Some works manage to stand the test of time and retain their power, while others that may have been revolutionary at the time of their release, become obsolete. Foundation is the latter.
The first in a trilogy of books from the legendary science fiction author from the “Golden Age of Sci-Fi”, Isaac Asimov, Foundation is a collection of smaller books that were then collected into one single novel. Foundation is an extremely important work within the genre. It featured world building on a scale that had never been seen before, and paved the way for future authors to attempt the same. The story is about an organization of scholars known as the Foundation. Its founder Hari Seldon has predicted that in a thousand years time, the empire that rules the galaxy will collapse and civilization will fall into a new dark age. Seldon’s goal is not to avert the collapse, because he does not think that it can. However, he does think he can mitigate it, and get civilization back on track with the right preparations. He gathers the brightest minds of the galaxy to preserve knowledge so that the galaxy has a fighting chance at recovery.
While Asimov’s vision of the future, and his concepts such as “psychohistory” are interesting and have been very influential, the book fails to live up to its reputation because of uninteresting characters, a very boring writing style, stilted dialogue, and an overall feeling of being undercooked.
The characters in Foundation are two dimensional at best, and blend in with each other. Every one of them is basically the same. They’re very intelligent, and have conversations with other characters about economics, history, strategy, and other very important matters. Said conversations are just long, boring dumps of exposition where no one talks like an actual human being. Characters use phrases of exclamation such as “Great space!” or “Great galloping galaxies!” These aren’t dramatic, just goofy. Dialogue was definitely not Asimov’s strong suit. His characterization even less so. None of them develop, and each book focuses on a different era of time in the Foundation’s history, and the chapters and books are already very short and easy to read through.
In addition to the bad characters and laughable dialogue, Foundation is written in a very bland way lacking any style. He occasionally has interesting and well written descriptions of the world in Foundation, but these are few and far between and are mostly in the first couple of chapters. Some writers don’t spend too much time on meaningless details, but going in the opposite direction can be just as bad. Other writers will use a minimalist, dry style to convey atmosphere or get a reader into the mindset of a character. Asimov’s prose is just minimalistic because he seemed to have no interest in refining it. He may have had good ideas, but those ideas do not make for an interesting read.

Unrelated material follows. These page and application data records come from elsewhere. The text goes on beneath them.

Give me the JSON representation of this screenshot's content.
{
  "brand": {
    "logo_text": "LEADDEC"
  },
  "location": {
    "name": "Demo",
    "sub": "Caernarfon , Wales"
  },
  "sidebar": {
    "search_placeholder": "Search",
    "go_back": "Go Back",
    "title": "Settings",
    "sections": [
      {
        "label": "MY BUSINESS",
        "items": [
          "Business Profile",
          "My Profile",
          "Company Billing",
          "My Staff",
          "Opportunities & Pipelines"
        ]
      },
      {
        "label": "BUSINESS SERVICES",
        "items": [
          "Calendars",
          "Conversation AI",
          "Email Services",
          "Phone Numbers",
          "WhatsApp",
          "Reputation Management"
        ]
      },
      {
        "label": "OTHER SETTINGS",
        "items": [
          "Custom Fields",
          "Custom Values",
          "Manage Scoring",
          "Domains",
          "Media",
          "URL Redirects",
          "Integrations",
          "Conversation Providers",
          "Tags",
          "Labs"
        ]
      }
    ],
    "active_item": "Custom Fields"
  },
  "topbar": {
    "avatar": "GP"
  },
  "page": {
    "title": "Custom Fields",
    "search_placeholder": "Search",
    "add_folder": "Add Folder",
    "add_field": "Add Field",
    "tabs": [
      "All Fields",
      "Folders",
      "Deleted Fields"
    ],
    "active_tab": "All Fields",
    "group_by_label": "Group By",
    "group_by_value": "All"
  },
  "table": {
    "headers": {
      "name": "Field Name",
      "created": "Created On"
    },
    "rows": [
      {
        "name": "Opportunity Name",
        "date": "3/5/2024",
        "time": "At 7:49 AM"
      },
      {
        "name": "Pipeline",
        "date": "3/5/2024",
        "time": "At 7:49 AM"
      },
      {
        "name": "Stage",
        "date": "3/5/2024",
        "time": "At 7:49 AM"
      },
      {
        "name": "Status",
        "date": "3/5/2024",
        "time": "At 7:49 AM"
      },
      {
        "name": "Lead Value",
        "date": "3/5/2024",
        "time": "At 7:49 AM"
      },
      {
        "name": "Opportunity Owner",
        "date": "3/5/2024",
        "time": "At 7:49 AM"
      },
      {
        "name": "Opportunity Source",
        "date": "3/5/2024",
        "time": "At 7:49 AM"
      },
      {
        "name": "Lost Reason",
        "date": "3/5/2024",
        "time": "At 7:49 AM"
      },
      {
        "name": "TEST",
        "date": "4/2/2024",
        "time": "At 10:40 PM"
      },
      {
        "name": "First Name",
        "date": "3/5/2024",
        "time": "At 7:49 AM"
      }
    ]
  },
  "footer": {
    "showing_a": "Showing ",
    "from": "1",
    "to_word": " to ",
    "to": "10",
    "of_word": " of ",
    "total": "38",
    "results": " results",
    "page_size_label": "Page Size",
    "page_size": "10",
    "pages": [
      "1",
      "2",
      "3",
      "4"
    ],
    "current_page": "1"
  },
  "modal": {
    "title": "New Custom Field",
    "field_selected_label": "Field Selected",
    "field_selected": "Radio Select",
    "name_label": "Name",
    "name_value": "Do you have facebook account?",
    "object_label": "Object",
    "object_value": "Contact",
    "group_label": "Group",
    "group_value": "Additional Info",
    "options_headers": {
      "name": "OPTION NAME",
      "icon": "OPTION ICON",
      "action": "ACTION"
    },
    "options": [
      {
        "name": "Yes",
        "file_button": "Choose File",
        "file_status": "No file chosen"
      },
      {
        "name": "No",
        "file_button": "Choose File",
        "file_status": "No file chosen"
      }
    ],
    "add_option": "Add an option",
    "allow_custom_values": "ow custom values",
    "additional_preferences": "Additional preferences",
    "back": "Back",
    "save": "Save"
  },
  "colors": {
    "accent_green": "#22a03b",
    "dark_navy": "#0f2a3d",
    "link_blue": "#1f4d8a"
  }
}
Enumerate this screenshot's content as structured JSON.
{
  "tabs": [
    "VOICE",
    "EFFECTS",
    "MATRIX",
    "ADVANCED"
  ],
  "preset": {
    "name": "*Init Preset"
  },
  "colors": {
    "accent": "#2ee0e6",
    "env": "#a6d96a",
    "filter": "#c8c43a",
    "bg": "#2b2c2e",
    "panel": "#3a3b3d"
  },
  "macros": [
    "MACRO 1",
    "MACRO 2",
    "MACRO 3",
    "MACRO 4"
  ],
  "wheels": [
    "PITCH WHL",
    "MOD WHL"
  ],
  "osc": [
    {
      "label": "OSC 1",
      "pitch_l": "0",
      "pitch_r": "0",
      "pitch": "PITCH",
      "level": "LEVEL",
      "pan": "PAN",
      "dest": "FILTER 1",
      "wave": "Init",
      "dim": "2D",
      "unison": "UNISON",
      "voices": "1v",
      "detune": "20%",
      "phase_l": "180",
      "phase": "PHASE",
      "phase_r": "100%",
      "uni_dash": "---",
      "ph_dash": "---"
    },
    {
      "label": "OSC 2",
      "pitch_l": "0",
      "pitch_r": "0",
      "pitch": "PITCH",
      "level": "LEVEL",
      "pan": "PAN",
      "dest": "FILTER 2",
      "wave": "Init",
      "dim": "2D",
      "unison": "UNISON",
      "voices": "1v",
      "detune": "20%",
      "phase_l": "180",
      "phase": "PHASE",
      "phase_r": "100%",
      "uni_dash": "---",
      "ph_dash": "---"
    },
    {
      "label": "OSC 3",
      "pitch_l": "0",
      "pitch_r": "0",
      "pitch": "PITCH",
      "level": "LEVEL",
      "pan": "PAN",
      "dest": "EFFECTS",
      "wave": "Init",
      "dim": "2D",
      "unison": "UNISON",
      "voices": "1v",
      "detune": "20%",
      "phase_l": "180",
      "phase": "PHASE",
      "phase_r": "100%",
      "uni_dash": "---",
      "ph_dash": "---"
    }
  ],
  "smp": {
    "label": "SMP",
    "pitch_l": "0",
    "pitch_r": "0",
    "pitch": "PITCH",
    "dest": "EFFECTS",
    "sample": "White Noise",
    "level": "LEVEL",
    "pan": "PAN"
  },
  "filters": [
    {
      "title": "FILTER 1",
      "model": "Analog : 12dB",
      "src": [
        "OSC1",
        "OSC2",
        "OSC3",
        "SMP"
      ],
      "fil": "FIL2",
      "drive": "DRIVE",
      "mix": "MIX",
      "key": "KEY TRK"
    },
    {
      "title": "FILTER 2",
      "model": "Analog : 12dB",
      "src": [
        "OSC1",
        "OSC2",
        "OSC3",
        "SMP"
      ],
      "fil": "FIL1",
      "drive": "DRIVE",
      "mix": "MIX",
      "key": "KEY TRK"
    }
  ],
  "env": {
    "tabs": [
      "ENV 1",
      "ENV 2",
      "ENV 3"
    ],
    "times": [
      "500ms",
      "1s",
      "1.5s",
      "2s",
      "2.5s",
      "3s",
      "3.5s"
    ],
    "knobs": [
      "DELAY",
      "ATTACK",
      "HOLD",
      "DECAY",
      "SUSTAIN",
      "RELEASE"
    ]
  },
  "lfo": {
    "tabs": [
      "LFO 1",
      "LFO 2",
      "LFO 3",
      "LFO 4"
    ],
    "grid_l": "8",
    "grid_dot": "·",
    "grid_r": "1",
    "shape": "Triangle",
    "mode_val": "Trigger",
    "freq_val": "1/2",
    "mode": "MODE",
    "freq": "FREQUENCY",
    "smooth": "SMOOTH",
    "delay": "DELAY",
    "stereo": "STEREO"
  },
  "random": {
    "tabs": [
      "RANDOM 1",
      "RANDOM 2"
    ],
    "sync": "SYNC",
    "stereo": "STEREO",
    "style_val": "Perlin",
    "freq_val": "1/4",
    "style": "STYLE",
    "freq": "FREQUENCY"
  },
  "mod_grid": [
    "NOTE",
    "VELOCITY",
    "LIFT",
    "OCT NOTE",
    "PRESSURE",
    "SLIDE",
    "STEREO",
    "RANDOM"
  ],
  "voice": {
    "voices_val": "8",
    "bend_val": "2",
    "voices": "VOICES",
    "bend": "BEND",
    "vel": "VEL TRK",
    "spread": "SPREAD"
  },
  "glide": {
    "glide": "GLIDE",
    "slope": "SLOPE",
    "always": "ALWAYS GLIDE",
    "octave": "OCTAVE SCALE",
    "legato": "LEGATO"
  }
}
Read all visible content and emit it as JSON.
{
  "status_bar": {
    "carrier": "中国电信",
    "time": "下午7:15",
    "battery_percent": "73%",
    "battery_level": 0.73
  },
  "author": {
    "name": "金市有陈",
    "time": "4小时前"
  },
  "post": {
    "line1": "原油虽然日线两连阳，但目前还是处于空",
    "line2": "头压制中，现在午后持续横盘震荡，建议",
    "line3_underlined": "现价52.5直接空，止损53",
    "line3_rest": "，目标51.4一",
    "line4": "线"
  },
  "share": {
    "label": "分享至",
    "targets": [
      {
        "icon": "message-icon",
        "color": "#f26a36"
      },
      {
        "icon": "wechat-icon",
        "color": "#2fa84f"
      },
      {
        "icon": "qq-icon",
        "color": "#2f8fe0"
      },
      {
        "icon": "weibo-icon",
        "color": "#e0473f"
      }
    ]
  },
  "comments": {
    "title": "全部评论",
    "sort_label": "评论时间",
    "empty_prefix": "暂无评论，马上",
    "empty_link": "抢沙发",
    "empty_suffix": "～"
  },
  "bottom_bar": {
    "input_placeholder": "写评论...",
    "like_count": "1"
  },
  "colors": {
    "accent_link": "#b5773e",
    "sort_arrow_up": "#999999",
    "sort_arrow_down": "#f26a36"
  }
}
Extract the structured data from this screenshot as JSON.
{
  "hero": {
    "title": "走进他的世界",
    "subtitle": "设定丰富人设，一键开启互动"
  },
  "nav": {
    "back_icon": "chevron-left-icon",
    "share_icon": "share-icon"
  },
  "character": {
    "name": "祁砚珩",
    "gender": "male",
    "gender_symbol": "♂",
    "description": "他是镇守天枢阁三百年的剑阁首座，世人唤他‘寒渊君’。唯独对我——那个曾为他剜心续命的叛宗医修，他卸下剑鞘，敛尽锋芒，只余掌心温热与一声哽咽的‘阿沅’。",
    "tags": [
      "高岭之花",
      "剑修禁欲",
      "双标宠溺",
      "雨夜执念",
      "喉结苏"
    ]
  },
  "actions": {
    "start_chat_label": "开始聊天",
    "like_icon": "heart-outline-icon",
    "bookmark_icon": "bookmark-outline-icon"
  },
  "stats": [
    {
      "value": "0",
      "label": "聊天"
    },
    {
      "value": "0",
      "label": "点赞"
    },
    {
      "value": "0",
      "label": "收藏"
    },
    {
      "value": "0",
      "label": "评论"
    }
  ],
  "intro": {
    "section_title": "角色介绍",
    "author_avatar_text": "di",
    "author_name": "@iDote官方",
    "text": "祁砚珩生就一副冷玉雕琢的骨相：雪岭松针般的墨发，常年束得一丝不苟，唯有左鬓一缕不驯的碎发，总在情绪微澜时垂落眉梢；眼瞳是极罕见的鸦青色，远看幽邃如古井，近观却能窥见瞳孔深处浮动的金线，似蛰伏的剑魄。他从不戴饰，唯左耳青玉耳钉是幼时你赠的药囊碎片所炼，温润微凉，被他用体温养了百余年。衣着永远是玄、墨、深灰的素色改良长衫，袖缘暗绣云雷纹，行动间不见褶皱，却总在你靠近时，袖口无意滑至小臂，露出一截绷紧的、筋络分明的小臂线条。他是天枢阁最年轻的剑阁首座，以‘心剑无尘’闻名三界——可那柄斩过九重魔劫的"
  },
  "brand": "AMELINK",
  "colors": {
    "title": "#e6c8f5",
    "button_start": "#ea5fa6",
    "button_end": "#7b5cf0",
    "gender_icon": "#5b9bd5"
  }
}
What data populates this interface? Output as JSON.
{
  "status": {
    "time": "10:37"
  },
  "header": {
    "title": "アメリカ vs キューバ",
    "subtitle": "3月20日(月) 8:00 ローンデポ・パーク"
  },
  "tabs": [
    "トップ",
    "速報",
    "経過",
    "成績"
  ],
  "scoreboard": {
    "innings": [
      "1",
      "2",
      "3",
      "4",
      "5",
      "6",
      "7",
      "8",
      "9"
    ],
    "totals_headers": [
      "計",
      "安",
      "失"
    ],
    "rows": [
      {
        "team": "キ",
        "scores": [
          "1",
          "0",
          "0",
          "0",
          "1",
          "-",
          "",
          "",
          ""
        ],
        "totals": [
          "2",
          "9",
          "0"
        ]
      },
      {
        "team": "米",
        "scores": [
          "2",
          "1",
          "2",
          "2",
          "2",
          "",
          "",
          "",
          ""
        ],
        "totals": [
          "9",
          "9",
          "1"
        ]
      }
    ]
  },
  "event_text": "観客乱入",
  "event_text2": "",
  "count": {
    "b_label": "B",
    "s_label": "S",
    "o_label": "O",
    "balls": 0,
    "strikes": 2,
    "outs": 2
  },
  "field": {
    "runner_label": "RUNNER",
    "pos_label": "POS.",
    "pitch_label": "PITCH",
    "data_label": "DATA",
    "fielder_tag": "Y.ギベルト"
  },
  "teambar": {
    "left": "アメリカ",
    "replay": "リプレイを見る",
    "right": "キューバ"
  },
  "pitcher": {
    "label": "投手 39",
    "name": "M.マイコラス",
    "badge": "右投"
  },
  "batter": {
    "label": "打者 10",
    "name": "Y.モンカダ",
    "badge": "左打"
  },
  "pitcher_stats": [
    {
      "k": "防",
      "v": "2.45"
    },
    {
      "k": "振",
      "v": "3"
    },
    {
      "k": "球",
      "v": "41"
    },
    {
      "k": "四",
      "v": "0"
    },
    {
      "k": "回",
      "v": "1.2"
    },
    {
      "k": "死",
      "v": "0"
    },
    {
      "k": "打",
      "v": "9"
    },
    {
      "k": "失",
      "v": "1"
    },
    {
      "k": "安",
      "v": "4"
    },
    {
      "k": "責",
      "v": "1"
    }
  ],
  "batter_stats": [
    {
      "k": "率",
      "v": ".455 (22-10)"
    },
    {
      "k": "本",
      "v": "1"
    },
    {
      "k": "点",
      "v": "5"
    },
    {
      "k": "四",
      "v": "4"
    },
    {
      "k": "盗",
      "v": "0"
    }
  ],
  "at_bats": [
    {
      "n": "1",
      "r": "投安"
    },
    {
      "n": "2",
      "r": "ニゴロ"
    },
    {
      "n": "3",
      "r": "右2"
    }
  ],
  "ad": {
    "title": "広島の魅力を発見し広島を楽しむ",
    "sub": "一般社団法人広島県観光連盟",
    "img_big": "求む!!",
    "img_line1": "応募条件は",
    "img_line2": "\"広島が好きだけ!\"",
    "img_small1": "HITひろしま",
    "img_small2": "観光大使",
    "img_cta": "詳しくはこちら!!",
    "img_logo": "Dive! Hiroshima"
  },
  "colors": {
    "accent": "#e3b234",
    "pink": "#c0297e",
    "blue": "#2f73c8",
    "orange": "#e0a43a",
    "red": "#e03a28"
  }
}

Foundation is a dull, average read. It has been left in the dust for a long time now by better science fiction novels and films. Only people with an interest in the history of the genre will find something of value. Others should just find something else to read.